However the real highlight was Richard Lenski claiming that his LTEE was in fact not a good example of how evolution works in the real world. Why? Because the environment isn’t varied enough to simulate real life, which would generate more genetic innovation.
“The LTEE was designed (intelligently, in my opinion!) to be extremely simple in order to address some basic questions about the dynamics and repeatability of evolution, while minimizing complications. It was not intended to mimic the complexities of nature, nor was it meant to be a test-bed for the evolution of new functions.”
This is of course not true. This is classical Darwinian evolution, hence the massive fitness gains. This micro-evolution itself creates a dynamic environment to which other bacteria adapt, especially in earlier generations. Behe effectively dispatched with these criticisms here and here, but what’s more interesting is that Lenski didn’t seem to mind when Richard Dawkins practically made the LTEE the centrepiece of his book “The Greatest Show on Earth: The Evidence for Evolution” (2009).
As I recall, Lenski’s experiment was essentially the only evidence Dawkins could muster to show that Random Mutation & Natural Selection can account for life’s diversity. In Chapter 5, Dawkins explained Lenski’s work at length, before writing:
“Lenski’s research shows, in microcosm and in the lab, massively speeded up so that it happened before our very eyes, many of the essential components of evolution by natural selection: random mutation followed by non-random natural selection; adaptation to the same environment by separate routes independently; the way successive mutations build on their predecessors to produce evolutionary change; the way some genes rely, for their effects, on the presence of other genes. Yet it all happened in a tiny fraction of the time evolution normally takes.

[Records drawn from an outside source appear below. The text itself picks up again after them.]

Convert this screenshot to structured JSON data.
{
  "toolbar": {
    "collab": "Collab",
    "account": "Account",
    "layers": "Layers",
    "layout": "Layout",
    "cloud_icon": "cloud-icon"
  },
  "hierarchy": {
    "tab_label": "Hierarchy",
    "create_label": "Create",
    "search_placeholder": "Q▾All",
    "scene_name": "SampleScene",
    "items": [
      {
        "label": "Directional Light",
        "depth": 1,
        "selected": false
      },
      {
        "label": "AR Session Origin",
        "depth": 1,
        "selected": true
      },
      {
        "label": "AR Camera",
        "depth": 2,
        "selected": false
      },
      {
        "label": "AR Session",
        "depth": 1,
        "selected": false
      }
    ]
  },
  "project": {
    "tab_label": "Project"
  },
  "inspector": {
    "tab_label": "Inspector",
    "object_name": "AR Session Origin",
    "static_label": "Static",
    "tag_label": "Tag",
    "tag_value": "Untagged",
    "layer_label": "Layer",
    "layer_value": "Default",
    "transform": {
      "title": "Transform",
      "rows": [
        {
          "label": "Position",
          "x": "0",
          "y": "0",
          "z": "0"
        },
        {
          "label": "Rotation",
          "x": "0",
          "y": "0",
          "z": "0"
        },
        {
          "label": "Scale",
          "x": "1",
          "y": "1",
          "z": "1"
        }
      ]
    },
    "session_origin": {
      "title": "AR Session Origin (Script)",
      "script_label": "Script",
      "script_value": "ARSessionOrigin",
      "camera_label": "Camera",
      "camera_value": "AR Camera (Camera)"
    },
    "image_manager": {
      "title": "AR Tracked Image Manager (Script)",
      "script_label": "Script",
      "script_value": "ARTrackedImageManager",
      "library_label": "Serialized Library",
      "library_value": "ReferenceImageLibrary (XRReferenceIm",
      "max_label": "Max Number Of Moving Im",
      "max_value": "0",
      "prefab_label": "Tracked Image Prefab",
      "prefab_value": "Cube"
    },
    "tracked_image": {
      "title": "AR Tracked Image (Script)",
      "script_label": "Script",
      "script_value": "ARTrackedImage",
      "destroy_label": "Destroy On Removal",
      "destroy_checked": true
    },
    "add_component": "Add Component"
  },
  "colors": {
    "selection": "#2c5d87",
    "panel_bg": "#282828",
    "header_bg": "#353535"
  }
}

There is a comic sequel to this triumphant tale of scientific endeavour. Creationists hate it. Not only does it show evolution in action; not only does it show new information entering genomes without the intervention of a designer, which is something they have all been told to deny is possible (‘told to’ because most of them don’t understand what ‘information’ means); not only does it demonstrate the power of natural selection to put together combinations of genes that, by the naïve calculations so beloved of creationists, should be tantamount to impossible; it also undermines their central dogma of ‘irreducible complexity’. So it is no wonder they are disconcerted by the Lenski research, and eager to find fault with it.”
We look forward to Lenski’s request to Dawkins for a retraction of these comments. After all — the overwhelmingly degradative mutations in the LTEE have very little to do with real-world evolution.
This review has tried to summarise Behe’s thesis, but of course it can do no real justice to the power of the book’s arguments in their long form. As a writer, Behe has a rare ability to neither overwhelm the reader with technicalities, nor slide into a pop-culture reference on every page. In terms of structure and pacing, the book’s first part is slightly slower than the subsequent parts, but this is perhaps needed to set the stage. The rest of the book moves along nicely, and the evidence is clearly presented. The book’s final chapter finds a lyrical Behe discussing the need to recognise the effect of purpose and mind in science:
“The reunion of science and purpose should come easily, because the chief problem that divided them—neo-Darwinian materialism—has dissipated. Neo-Darwinian materialism is false, because the assumptions of neo-Darwinism are largely false. Random mutation and natural selection cannot build a brain or even coherently modify one.”
And after 300 pages of evidence, one cannot help but agree.